I'll have more on this when I digest it further. This week, U.S. Senators John McCain (R-AZ) and Jeff Flake (R-AZ) released a report showing that the Department of Defense has spent $7m sponsoring patriotic displays at sports events. I am horrified. James Fallows is gobsmacked, saying: "I wasn't cynical enough."
The title of this post comes from a circa-1900 essay by Mark Twain. And, of course, we should all re-read Sinclair Lewis. And Edward Gibbon.
The end is not near. We still have hundreds of years for American civilization to run. Rome was still Rome long after Caesar, after all.
Like I said, I'm still digesting this. But I feel like the caretaker of a beachfront estate in Bangladesh more and more.
A Texas high school called the police yesterday when a kid brought a homemade alarm clock to school:
Ahmed Mohamed — who makes his own radios and repairs his own go-kart — hoped to impress his teachers when he brought a homemade clock to MacArthur High on Monday.
Instead, the school phoned police about Ahmed’s circuit-stuffed pencil case.
So the 14-year-old missed the student council meeting and took a trip in handcuffs to juvenile detention. His clock now sits in an evidence room. Police say they may yet charge him with making a hoax bomb — though they acknowledge he told everyone who would listen that it’s a clock.

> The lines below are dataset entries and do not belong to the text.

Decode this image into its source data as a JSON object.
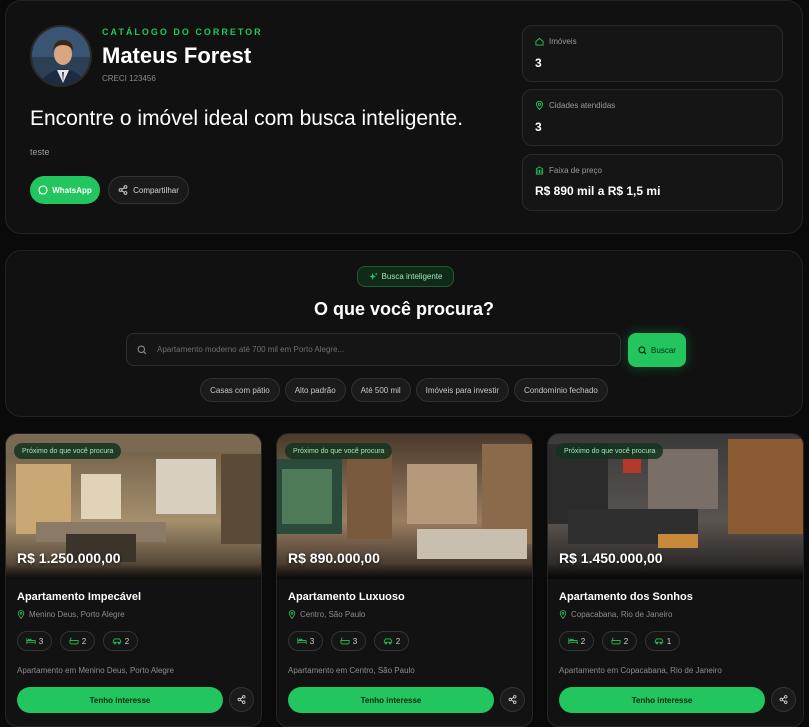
{
  "profile": {
    "eyebrow": "CATÁLOGO DO CORRETOR",
    "name": "Mateus Forest",
    "creci": "CRECI 123456",
    "headline": "Encontre o imóvel ideal com busca inteligente.",
    "description": "teste",
    "whatsapp_label": "WhatsApp",
    "share_label": "Compartilhar"
  },
  "stats": [
    {
      "label": "Imóveis",
      "value": "3",
      "icon": "home-icon"
    },
    {
      "label": "Cidades atendidas",
      "value": "3",
      "icon": "map-pin-icon"
    },
    {
      "label": "Faixa de preço",
      "value": "R$ 890 mil a R$ 1,5 mi",
      "icon": "building-icon"
    }
  ],
  "search": {
    "badge": "Busca inteligente",
    "title": "O que você procura?",
    "placeholder": "Apartamento moderno até 700 mil em Porto Alegre...",
    "button": "Buscar",
    "chips": [
      "Casas com pátio",
      "Alto padrão",
      "Até 500 mil",
      "Imóveis para investir",
      "Condomínio fechado"
    ]
  },
  "listings": [
    {
      "tag": "Próximo do que você procura",
      "price": "R$ 1.250.000,00",
      "title": "Apartamento Impecável",
      "location": "Menino Deus, Porto Alegre",
      "beds": "3",
      "baths": "2",
      "parking": "2",
      "description": "Apartamento em Menino Deus, Porto Alegre",
      "button": "Tenho interesse"
    },
    {
      "tag": "Próximo do que você procura",
      "price": "R$ 890.000,00",
      "title": "Apartamento Luxuoso",
      "location": "Centro, São Paulo",
      "beds": "3",
      "baths": "3",
      "parking": "2",
      "description": "Apartamento em Centro, São Paulo",
      "button": "Tenho interesse"
    },
    {
      "tag": "Próximo do que você procura",
      "price": "R$ 1.450.000,00",
      "title": "Apartamento dos Sonhos",
      "location": "Copacabana, Rio de Janeiro",
      "beds": "2",
      "baths": "2",
      "parking": "1",
      "description": "Apartamento em Copacabana, Rio de Janeiro",
      "button": "Tenho interesse"
    }
  ],
  "colors": {
    "accent": "#22c55e",
    "background": "#0a0a0a",
    "card": "#111111"
  }
}
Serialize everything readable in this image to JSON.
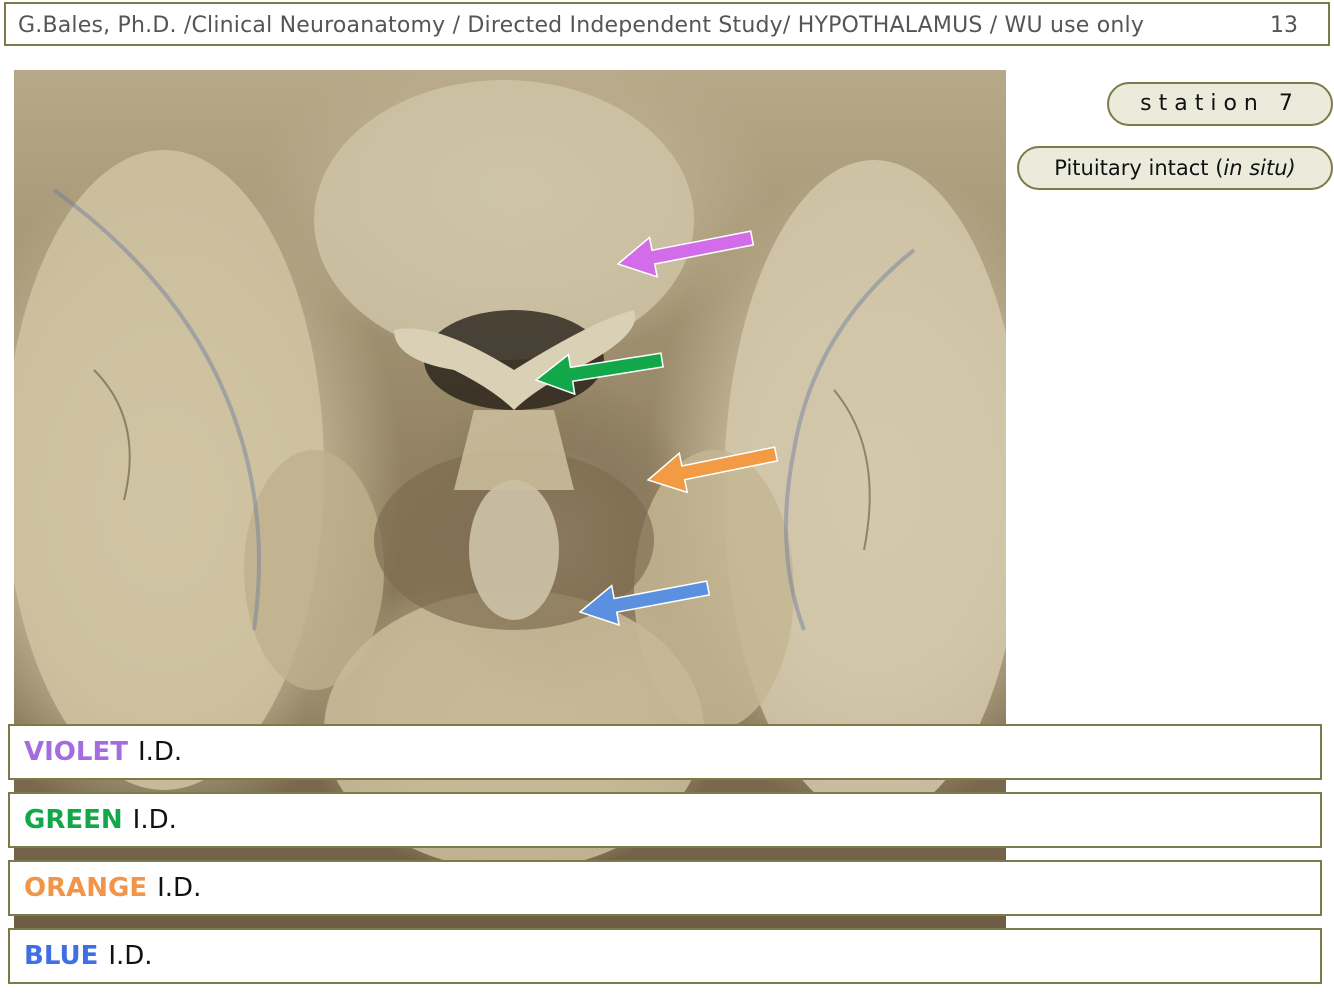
{
  "header": {
    "title": "G.Bales, Ph.D. /Clinical Neuroanatomy / Directed Independent  Study/ HYPOTHALAMUS / WU use only",
    "page_number": "13"
  },
  "badges": {
    "station": "station 7",
    "pituitary_prefix": "Pituitary intact (",
    "pituitary_italic": "in situ)"
  },
  "arrows": [
    {
      "name": "violet",
      "color": "#d36ce8"
    },
    {
      "name": "green",
      "color": "#12a84a"
    },
    {
      "name": "orange",
      "color": "#f39a45"
    },
    {
      "name": "blue",
      "color": "#5b8fe0"
    }
  ],
  "id_rows": [
    {
      "label": "VIOLET",
      "suffix": "I.D.",
      "color": "#a56ce0"
    },
    {
      "label": "GREEN",
      "suffix": "I.D.",
      "color": "#12a84a"
    },
    {
      "label": "ORANGE",
      "suffix": "I.D.",
      "color": "#f0954a"
    },
    {
      "label": "BLUE",
      "suffix": "I.D.",
      "color": "#3f6fe0"
    }
  ]
}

Two questions have been circulating worldwide: Would a kid named Tim Smith have been arrested in similar circumstances? And just how stupid are these people?
Glenn Greenwald reminds us of the obvious:
There are all sorts of obvious, extreme harms that come from being a nation at permanent war. Your country ends up killing huge numbers of innocent people all over the world. Vast resources are drained away from individuals and programs of social good into the pockets of weapons manufacturers. Core freedoms are inexorably and inevitably eroded — seized — in its name. The groups being targeted are marginalized and demonized in order to maximize fear levels and tolerance for violence.
But perhaps the worst of all harms is how endless war degrades the culture and populace of the country that perpetrates it. You can’t have a government that has spent decades waging various forms of war against predominantly Muslim countries — bombing seven of them in the last six years alone — and then act surprised when a Muslim 14-year-old triggers vindictive fear and persecution because he makes a clock for school. That’s no more surprising than watching carrots sprout after you plant carrot seeds in fertile ground and then carefully water them. It’s natural and inevitable, not surprising or at all difficult to understand.
This kind of thing happened in Rome towards the end of the Republic, too.